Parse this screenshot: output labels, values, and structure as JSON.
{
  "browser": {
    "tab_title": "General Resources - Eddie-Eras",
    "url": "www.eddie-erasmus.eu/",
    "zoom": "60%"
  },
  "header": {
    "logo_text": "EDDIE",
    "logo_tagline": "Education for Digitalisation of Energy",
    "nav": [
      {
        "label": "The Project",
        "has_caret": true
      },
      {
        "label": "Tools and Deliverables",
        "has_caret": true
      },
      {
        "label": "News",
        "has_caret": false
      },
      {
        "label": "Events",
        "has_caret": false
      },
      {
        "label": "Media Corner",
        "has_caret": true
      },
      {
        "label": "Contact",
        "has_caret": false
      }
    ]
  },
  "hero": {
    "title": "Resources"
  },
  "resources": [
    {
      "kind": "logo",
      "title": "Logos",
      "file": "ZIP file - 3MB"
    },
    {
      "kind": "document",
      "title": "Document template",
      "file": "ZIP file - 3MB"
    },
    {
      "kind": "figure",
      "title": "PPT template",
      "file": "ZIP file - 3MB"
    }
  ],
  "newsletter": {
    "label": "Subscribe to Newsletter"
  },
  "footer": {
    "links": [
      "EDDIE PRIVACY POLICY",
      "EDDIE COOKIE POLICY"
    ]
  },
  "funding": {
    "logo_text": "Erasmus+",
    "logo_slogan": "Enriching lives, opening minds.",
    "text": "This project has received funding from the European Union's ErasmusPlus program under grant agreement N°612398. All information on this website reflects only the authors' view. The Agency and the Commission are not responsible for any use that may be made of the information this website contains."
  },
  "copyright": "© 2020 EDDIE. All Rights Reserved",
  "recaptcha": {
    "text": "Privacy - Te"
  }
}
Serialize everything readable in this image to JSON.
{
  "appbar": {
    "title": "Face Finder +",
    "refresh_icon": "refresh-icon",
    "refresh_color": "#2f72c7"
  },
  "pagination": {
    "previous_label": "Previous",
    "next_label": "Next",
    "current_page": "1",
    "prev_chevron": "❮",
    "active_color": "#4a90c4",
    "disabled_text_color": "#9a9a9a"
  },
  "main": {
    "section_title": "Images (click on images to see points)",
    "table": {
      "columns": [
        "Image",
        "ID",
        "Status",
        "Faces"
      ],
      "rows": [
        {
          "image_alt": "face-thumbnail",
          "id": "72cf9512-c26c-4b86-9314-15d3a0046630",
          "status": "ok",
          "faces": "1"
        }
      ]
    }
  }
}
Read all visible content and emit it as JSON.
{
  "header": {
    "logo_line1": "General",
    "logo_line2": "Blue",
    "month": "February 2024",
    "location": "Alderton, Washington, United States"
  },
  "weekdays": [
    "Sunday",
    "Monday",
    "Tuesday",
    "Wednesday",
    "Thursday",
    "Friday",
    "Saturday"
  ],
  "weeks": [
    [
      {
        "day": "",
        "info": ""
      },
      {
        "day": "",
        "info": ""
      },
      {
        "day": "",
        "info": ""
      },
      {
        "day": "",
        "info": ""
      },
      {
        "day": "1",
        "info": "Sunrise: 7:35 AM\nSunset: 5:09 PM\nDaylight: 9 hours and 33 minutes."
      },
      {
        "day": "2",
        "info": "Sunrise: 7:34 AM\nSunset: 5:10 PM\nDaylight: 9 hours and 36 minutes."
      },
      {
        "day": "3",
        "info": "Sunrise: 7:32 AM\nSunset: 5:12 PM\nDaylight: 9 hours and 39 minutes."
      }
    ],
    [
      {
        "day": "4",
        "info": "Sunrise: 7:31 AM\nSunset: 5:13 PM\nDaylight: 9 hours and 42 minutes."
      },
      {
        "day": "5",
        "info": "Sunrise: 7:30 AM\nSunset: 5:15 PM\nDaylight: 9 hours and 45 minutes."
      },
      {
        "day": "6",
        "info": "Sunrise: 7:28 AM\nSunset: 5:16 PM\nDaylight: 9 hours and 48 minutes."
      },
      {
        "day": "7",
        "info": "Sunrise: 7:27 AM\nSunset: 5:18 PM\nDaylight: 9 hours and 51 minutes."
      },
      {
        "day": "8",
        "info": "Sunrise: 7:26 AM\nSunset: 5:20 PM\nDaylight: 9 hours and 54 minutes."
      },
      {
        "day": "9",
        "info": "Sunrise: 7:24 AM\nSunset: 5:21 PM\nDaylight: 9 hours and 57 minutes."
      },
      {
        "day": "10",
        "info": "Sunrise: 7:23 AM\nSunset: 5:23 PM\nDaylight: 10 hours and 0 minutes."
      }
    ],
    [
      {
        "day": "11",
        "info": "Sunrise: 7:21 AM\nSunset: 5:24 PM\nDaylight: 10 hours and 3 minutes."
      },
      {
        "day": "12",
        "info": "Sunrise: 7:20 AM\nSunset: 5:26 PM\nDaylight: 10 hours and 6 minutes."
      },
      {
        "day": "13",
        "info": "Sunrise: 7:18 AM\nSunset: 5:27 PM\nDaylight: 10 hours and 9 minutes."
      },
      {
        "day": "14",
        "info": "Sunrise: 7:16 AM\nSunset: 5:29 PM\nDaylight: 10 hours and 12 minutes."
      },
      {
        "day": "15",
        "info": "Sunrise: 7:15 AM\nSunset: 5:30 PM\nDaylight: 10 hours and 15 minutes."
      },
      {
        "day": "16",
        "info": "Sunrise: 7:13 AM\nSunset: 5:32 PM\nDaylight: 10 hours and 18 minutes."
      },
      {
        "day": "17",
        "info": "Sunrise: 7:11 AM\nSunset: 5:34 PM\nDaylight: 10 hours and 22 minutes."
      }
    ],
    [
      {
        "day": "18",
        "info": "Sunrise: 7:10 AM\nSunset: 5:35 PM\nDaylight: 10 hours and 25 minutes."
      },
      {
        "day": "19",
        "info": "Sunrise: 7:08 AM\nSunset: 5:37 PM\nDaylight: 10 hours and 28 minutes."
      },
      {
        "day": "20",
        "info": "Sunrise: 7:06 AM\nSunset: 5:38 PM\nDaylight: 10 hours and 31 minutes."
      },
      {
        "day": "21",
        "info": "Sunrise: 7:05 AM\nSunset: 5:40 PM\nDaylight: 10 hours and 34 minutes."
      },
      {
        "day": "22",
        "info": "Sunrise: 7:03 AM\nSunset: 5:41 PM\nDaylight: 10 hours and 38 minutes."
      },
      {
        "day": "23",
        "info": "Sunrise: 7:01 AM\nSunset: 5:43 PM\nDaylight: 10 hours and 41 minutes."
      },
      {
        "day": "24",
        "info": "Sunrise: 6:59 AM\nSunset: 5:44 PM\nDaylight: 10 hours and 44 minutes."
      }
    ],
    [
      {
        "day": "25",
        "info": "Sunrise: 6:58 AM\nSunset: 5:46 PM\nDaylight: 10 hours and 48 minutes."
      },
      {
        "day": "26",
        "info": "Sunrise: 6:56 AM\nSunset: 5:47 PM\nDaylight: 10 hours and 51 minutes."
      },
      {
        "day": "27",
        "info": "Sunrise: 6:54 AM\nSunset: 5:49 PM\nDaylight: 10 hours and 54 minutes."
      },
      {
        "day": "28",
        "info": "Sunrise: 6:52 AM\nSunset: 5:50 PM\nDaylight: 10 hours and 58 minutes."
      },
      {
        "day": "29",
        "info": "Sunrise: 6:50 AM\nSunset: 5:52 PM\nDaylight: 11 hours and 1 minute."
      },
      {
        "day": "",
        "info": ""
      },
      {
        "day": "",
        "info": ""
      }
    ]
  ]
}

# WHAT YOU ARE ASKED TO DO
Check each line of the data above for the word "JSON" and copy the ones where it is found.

# WRITTEN RESPONSE
Parse this screenshot: output labels, values, and structure as JSON.
Serialize everything readable in this image to JSON.
Read all visible content and emit it as JSON.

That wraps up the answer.